Debtors filed an adversary proceeding in their Chapter 13 bankruptcy against their mortgage company. The suit was pending for two years before the mortgage company filed a motion to compel arbitration as was permitted in the Debtor’s loan documents. The Debtor’s objected to the mortgage company’s request to arbitrate claiming too much time had passed. The Bankruptcy Court disagreed and ordered that the suit be arbitrated. Trevino v. Select Portfolio Servicing, Inc. (In re Jose Sr. Trevino), Adv. Pro. No. 16-7024, 2018 Bankr. LEXIS 3605 (Bankr. S.D. Tex. Nov. 14, 2018).
The Bankruptcy Court looked at two factors in determining whether it was too late to compel arbitration. First, whether the mortgage company substantially invoke the judicial process during the two years the case was pending. If so, were the Debtors prejudiced by the mortgage company’s late action.
First, the court held that the mortgage company did not significantly invoke the judicial process while the adversary case was pending. Prior to requesting arbitration, the mortgage company had not filed a motion to dismiss with prejudice. Nor did it assert any affirmative defenses or counterclaims, conduct discovery or submit a motion for summary judgment. As a result, the mortgage company did not significantly invoke the judicial process.
Second, the court held that the Debtors were not prejudiced by the mortgage company’s delay in requesting arbitration. Prejudice occurs when there is delay, expense or damage to a party’s legal position. The Debtors’ adversary proceeding was abated. However, the mortgage company filed an answer within two months of the case being unabated, and they filed their motion to arbitrate two months after their answer. The Debtors only incurred “elementary costs” and those that would be reasonably expected prior to the mortgage company’s request to arbitrate. Finally, the two-year delay did not damage the Debtor’s legal position. By merely responding to the mortgage company’s various motions, the Debtor’s did not divulge any legal strategies.

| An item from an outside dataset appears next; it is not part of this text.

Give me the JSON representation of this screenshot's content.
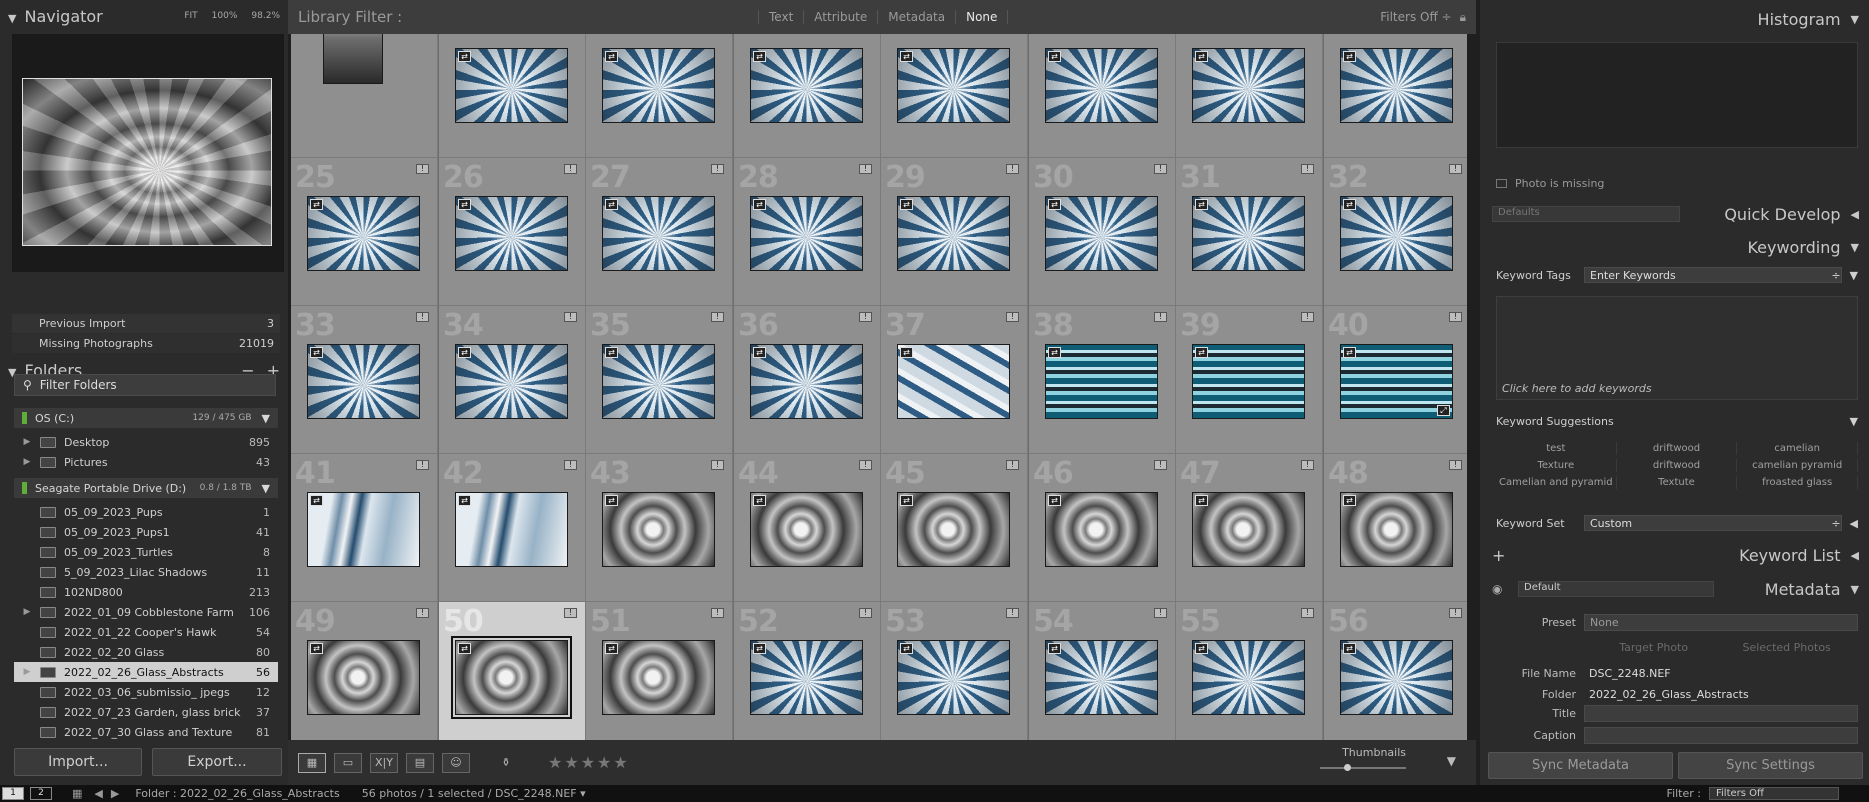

In summary, it is always best to immediately review documentation to determine if there is a clause permitting arbitration. If so, a request to arbitrate should be promptly filed to avoid any possibility of the opposing side asserting waiver.
Authored by: Michael D. Gorman, Associate Attorney